Too many leaders focus on one thing only: profits. Profitability is important, of course, but when it’s the sole driver, culture suffers. You end up with a culture of greed when, for long-term success, you want a culture of love. A culture of greed means leadership doesn’t think about the employee experience. It’s sweeping problems under the rug instead of talking about them. It’s excluding people and enforcing a hierarchy. It’s treating colleagues with a lack of respect and trust. And it means putting profits before the needs and wellbeing of others.

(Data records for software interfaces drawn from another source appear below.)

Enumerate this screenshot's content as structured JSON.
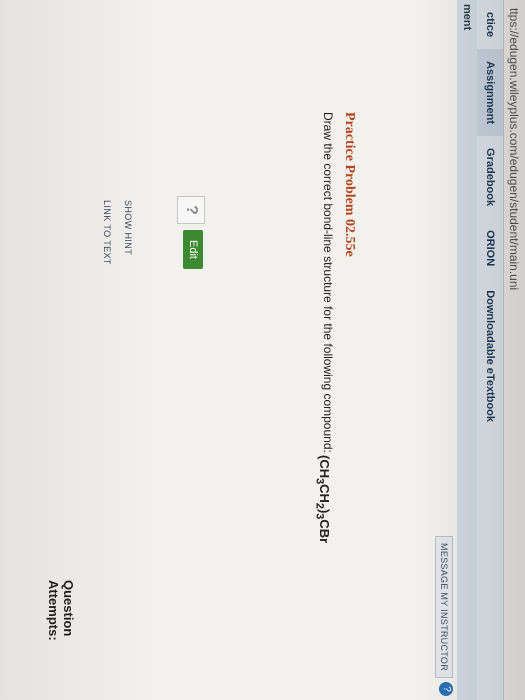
{
  "browser": {
    "url": "ttps://edugen.wileyplus.com/edugen/student/main.uni"
  },
  "nav": {
    "tabs": [
      "ctice",
      "Assignment",
      "Gradebook",
      "ORION",
      "Downloadable eTextbook"
    ],
    "active_index": 1
  },
  "section": {
    "label": "ment"
  },
  "toolbar": {
    "message_instructor": "MESSAGE MY INSTRUCTOR",
    "help": "?"
  },
  "problem": {
    "title": "Practice Problem 02.55e",
    "prompt": "Draw the correct bond-line structure for the following compound:",
    "formula_text": "(CH3CH2)3CBr"
  },
  "editor": {
    "placeholder_icon": "?",
    "edit_label": "Edit"
  },
  "links": {
    "show_hint": "SHOW HINT",
    "link_to_text": "LINK TO TEXT"
  },
  "footer": {
    "attempts_label": "Question Attempts:"
  },
  "colors": {
    "title": "#b4451f",
    "edit_button": "#3b8a2f",
    "help": "#2b6fb5"
  }
}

Negative or positive, your company culture is defined by these everyday behaviors. If these problems sound familiar, how do you fix them? Fortunately, if a culture of greed is defined by individual behaviors, so is a culture of love. Shifting your company culture starts with individual efforts and behaviors: Doing things out of care for others, embracing hard conversations, and being inclusive. It means creating a workplace environment where people feel secure and supported. To be clear, a culture of love doesn’t require ignoring profits. Quite the opposite: love means building processes and policies that align people with profit.

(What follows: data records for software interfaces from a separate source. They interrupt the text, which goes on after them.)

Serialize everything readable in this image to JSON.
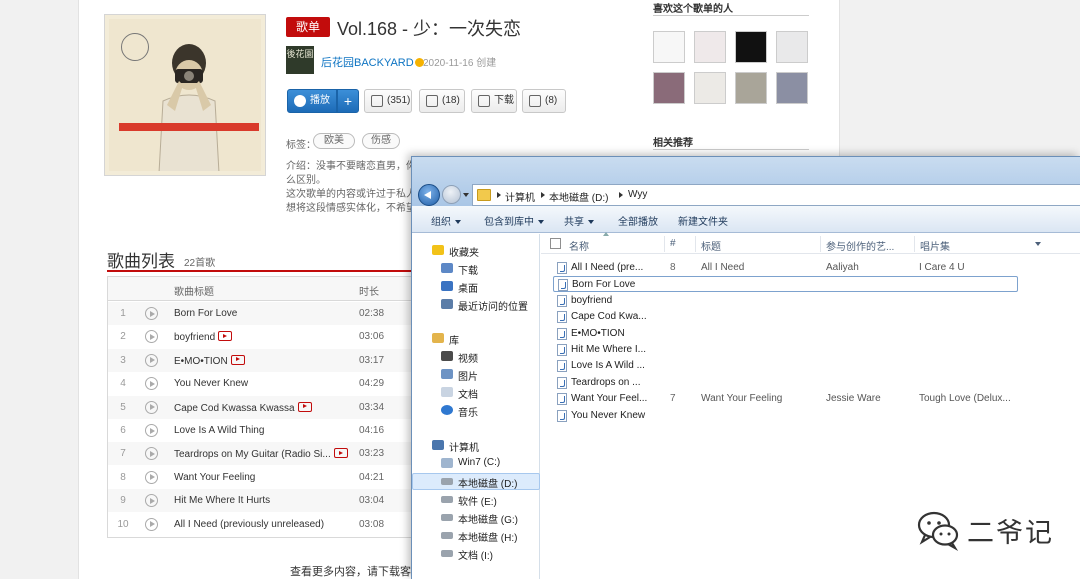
{
  "playlist": {
    "badge": "歌单",
    "title": "Vol.168 - 少：一次失恋",
    "creator_avatar_text": "後花園",
    "creator": "后花园BACKYARD",
    "created": "2020-11-16 创建",
    "buttons": {
      "play": "播放",
      "add": "+",
      "favorite": "(351)",
      "share": "(18)",
      "download": "下载",
      "comment": "(8)"
    },
    "tags_label": "标签：",
    "tags": [
      "欧美",
      "伤感"
    ],
    "intro_line1": "介绍：没事不要瞎恋直男，你",
    "intro_line2": "么区别。",
    "intro_line3": "这次歌单的内容或许过于私人",
    "intro_line4": "想将这段情感实体化，不希望"
  },
  "song_list": {
    "title": "歌曲列表",
    "count": "22首歌",
    "headers": {
      "title": "歌曲标题",
      "duration": "时长"
    },
    "songs": [
      {
        "num": "1",
        "name": "Born For Love",
        "mv": false,
        "duration": "02:38"
      },
      {
        "num": "2",
        "name": "boyfriend",
        "mv": true,
        "duration": "03:06"
      },
      {
        "num": "3",
        "name": "E•MO•TION",
        "mv": true,
        "duration": "03:17"
      },
      {
        "num": "4",
        "name": "You Never Knew",
        "mv": false,
        "duration": "04:29"
      },
      {
        "num": "5",
        "name": "Cape Cod Kwassa Kwassa",
        "mv": true,
        "duration": "03:34"
      },
      {
        "num": "6",
        "name": "Love Is A Wild Thing",
        "mv": false,
        "duration": "04:16"
      },
      {
        "num": "7",
        "name": "Teardrops on My Guitar (Radio Si...",
        "mv": true,
        "duration": "03:23"
      },
      {
        "num": "8",
        "name": "Want Your Feeling",
        "mv": false,
        "duration": "04:21"
      },
      {
        "num": "9",
        "name": "Hit Me Where It Hurts",
        "mv": false,
        "duration": "03:04"
      },
      {
        "num": "10",
        "name": "All I Need (previously unreleased)",
        "mv": false,
        "duration": "03:08"
      }
    ],
    "more_hint": "查看更多内容，请下载客户"
  },
  "sidebar": {
    "likers_title": "喜欢这个歌单的人",
    "related_title": "相关推荐"
  },
  "explorer": {
    "path": [
      "计算机",
      "本地磁盘 (D:)",
      "Wyy"
    ],
    "toolbar": [
      "组织",
      "包含到库中",
      "共享",
      "全部播放",
      "新建文件夹"
    ],
    "nav": {
      "favorites": "收藏夹",
      "downloads": "下载",
      "desktop": "桌面",
      "recent": "最近访问的位置",
      "libraries": "库",
      "videos": "视频",
      "pictures": "图片",
      "documents": "文档",
      "music": "音乐",
      "computer": "计算机",
      "drive_c": "Win7 (C:)",
      "drive_d": "本地磁盘 (D:)",
      "drive_e": "软件 (E:)",
      "drive_g": "本地磁盘 (G:)",
      "drive_h": "本地磁盘 (H:)",
      "drive_i": "文档 (I:)"
    },
    "columns": {
      "name": "名称",
      "num": "#",
      "title": "标题",
      "artist": "参与创作的艺...",
      "album": "唱片集"
    },
    "files": [
      {
        "name": "All I Need (pre...",
        "num": "8",
        "title": "All I Need",
        "artist": "Aaliyah",
        "album": "I Care 4 U"
      },
      {
        "name": "Born For Love",
        "num": "",
        "title": "",
        "artist": "",
        "album": ""
      },
      {
        "name": "boyfriend",
        "num": "",
        "title": "",
        "artist": "",
        "album": ""
      },
      {
        "name": "Cape Cod Kwa...",
        "num": "",
        "title": "",
        "artist": "",
        "album": ""
      },
      {
        "name": "E•MO•TION",
        "num": "",
        "title": "",
        "artist": "",
        "album": ""
      },
      {
        "name": "Hit Me Where I...",
        "num": "",
        "title": "",
        "artist": "",
        "album": ""
      },
      {
        "name": "Love Is A Wild ...",
        "num": "",
        "title": "",
        "artist": "",
        "album": ""
      },
      {
        "name": "Teardrops on ...",
        "num": "",
        "title": "",
        "artist": "",
        "album": ""
      },
      {
        "name": "Want Your Feel...",
        "num": "7",
        "title": "Want Your Feeling",
        "artist": "Jessie Ware",
        "album": "Tough Love (Delux..."
      },
      {
        "name": "You Never Knew",
        "num": "",
        "title": "",
        "artist": "",
        "album": ""
      }
    ]
  },
  "watermark": {
    "text": "二爷记"
  },
  "colors": {
    "netease_red": "#c20c0c",
    "link_blue": "#0c73c2",
    "play_blue": "#1d6bb7"
  }
}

In a positive culture of love, both the company and employees succeed together.